bate projects," Odeen said. "We spend signif

– icant time talking about our various priorities in the city." She pointed out the city's five-year fiscal plan, annual budgeting meetings and work – shops, the Capital Improvement Plan and the current comprehensive, park, and bike & pe – destrian planning as avenues to discuss an ice rink's priority. "The Comprehensive Plan will allow cit – izens to identify a rink as a priority," Odeen said. Going Downing's route probably won't get a rink done faster, she added. "We need to trust our process as it has served us well," she closed. "I think we do our best work when we have the most infor – mation." Morrissette jumped back in, saying his plea was for council members to follow the city's fiscal process. ARPA allows for fiscal capacity to fund projects after a well-thoughtout planning, budgeting, design and bidding process. "Whether or not this veto is sustained or overridden, I hope that the public comes out, goes to the public listening sessions for the Park Plan, the Comprehensive Plan and the Bike & Ped Plan and engages and tells us that that's a priority," Morrissette said. Alderperson Nick Carow, who had voted in favor of the $100,000 ice rink allocation, said he likes that the council seeks to disagree without being disagreeable. While the mayor does have a right to assert a veto, it's rare and has only been exercised six times in the past 20 years.

"This feels a bit like in relationships or marriage where we agree on a goal, but sometimes not how we get to those goals," Carow said. "It is possible that as a council we have let progress be stifled by process." Carow said he surveyed 73 municipalities with populations between 10,000 and 26,000 in Wisconsin and of those, about 50% have an outdoor rink of some sort. Many are sim –

ple, some without lighting. "Does it need to be hundreds of thou

– sands of dollars?" Carow said. "The goal is to get where people can skate and realize a four-season vision for our parks." ARPA wasn't just designed as a back-fill for all priorities, Carow stressed. It was also meant to put projects out into the public that can be seen, touched and enjoyed. "Looking around, I know we probably don't have the votes and that's okay, but hopefully this discussion as council and com – munity, we can create fresh ideas to solve this and move forward," he said. Alderperson Alyssa Mueller, who April 12 also voted in favor of the amendment (along with Alderperson Ben Plunkett, who did not seek re-election and was replaced by Je Bjork), brought up another concern about the veto: The elimination of a wage study. How – ever, Mueller thought a pay equity study was being eliminated by the veto. A pay equity study is a tool governments and employers can use to make sure employees, such as women, people of color and other margin – alized groups, are being paid equitably. City Administrator Scot Simpson confirmed the study in question is a standard wage study, which the city conducts every few years. Mueller also said more winter outdoor recreation opportunities are needed for fami – lies in River Falls. "When we don't have winter activities for free for families to do, it creates an undue fi –

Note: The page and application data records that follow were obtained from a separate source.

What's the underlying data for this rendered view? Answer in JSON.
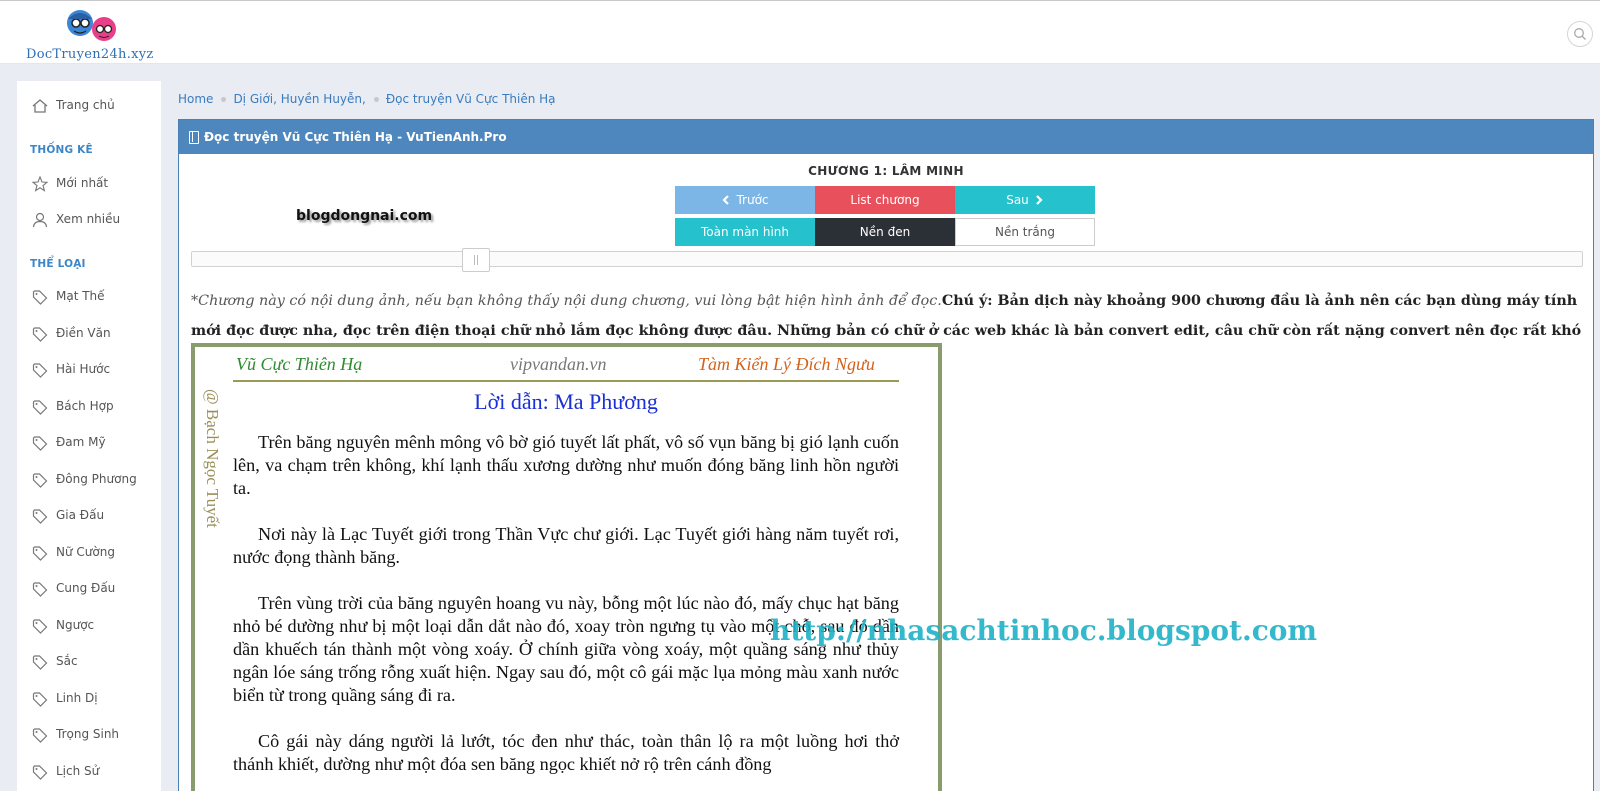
{
  "header": {
    "logo_text": "DocTruyen24h.xyz"
  },
  "sidebar": {
    "home": "Trang chủ",
    "stats_heading": "THỐNG KÊ",
    "stats_items": [
      {
        "label": "Mới nhất",
        "icon": "star-icon"
      },
      {
        "label": "Xem nhiều",
        "icon": "user-icon"
      }
    ],
    "genre_heading": "THỂ LOẠI",
    "genres": [
      "Mạt Thế",
      "Điền Văn",
      "Hài Hước",
      "Bách Hợp",
      "Đam Mỹ",
      "Đông Phương",
      "Gia Đấu",
      "Nữ Cường",
      "Cung Đấu",
      "Ngược",
      "Sắc",
      "Linh Dị",
      "Trọng Sinh",
      "Lịch Sử"
    ]
  },
  "breadcrumb": {
    "items": [
      "Home",
      "Dị Giới, Huyền Huyễn,",
      "Đọc truyện Vũ Cực Thiên Hạ"
    ]
  },
  "panel": {
    "title": "Đọc truyện Vũ Cực Thiên Hạ - VuTienAnh.Pro",
    "chapter_title": "CHƯƠNG 1: LÂM MINH",
    "buttons": {
      "prev": "Trước",
      "list": "List chương",
      "next": "Sau",
      "fullscreen": "Toàn màn hình",
      "dark": "Nền đen",
      "light": "Nền trắng"
    },
    "watermark_left": "blogdongnai.com",
    "notice_italic": "*Chương này có nội dung ảnh, nếu bạn không thấy nội dung chương, vui lòng bật hiện hình ảnh để đọc.",
    "notice_bold": "Chú ý: Bản dịch này khoảng 900 chương đầu là ảnh nên các bạn dùng máy tính mới đọc được nha, đọc trên điện thoại chữ nhỏ lắm đọc không được đâu. Những bản có chữ ở  các web khác là bản convert edit, câu chữ còn rất nặng convert nên đọc rất khó chịu."
  },
  "page_image": {
    "header_left": "Vũ Cực Thiên Hạ",
    "header_mid": "vipvandan.vn",
    "header_right": "Tàm Kiển Lý Đích Ngưu",
    "side_text": "@ Bạch Ngọc Tuyết",
    "title": "Lời dẫn: Ma Phương",
    "paragraphs": [
      "Trên băng nguyên mênh mông vô bờ gió tuyết lất phất, vô số vụn băng bị gió lạnh cuốn lên, va chạm trên không, khí lạnh thấu xương dường như muốn đóng băng linh hồn người ta.",
      "Nơi này là Lạc Tuyết giới trong Thần Vực chư giới. Lạc Tuyết giới hàng năm tuyết rơi, nước đọng thành băng.",
      "Trên vùng trời của băng nguyên hoang vu này, bỗng một lúc nào đó, mấy chục hạt băng nhỏ bé dường như bị một loại dẫn dắt nào đó, xoay tròn ngưng tụ vào một chỗ, sau đó dần dần khuếch tán thành một vòng xoáy. Ở chính giữa vòng xoáy, một quầng sáng như thủy ngân lóe sáng trống rỗng xuất hiện. Ngay sau đó, một cô gái mặc lụa mỏng màu xanh nước biển từ trong quầng sáng đi ra.",
      "Cô gái này dáng người lả lướt, tóc đen như thác, toàn thân lộ ra một luồng hơi thở thánh khiết, dường như một đóa sen băng ngọc khiết nở rộ trên cánh đồng"
    ]
  },
  "watermark_url": "http://nhasachtinhoc.blogspot.com",
  "colors": {
    "panel_header": "#4d87bd",
    "btn_prev": "#7cb6e6",
    "btn_list": "#e8505b",
    "btn_teal": "#25c1cc",
    "btn_dark": "#2b2f36",
    "sidebar_heading": "#3b86c8"
  }
}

nancial hardship," Mueller said. "There's no

– where in River Falls where you can ice skate or play hockey for free." Before the veto was upheld (Bjork ab –

stained from voting as he wasn't on the coun

– cil April 12 when the original amendment passed), Toland said he appreciated how Carow described the council. "I think he's right. I think we all want the same thing," Toland said. "We all want an ice-skating rink, we want something like that for our community. We just have dierent ways of going about it." Because the council vote upheld the veto, the council will need to vote again on the original resolution for the ARPA spending plan in May.

May 3, 2022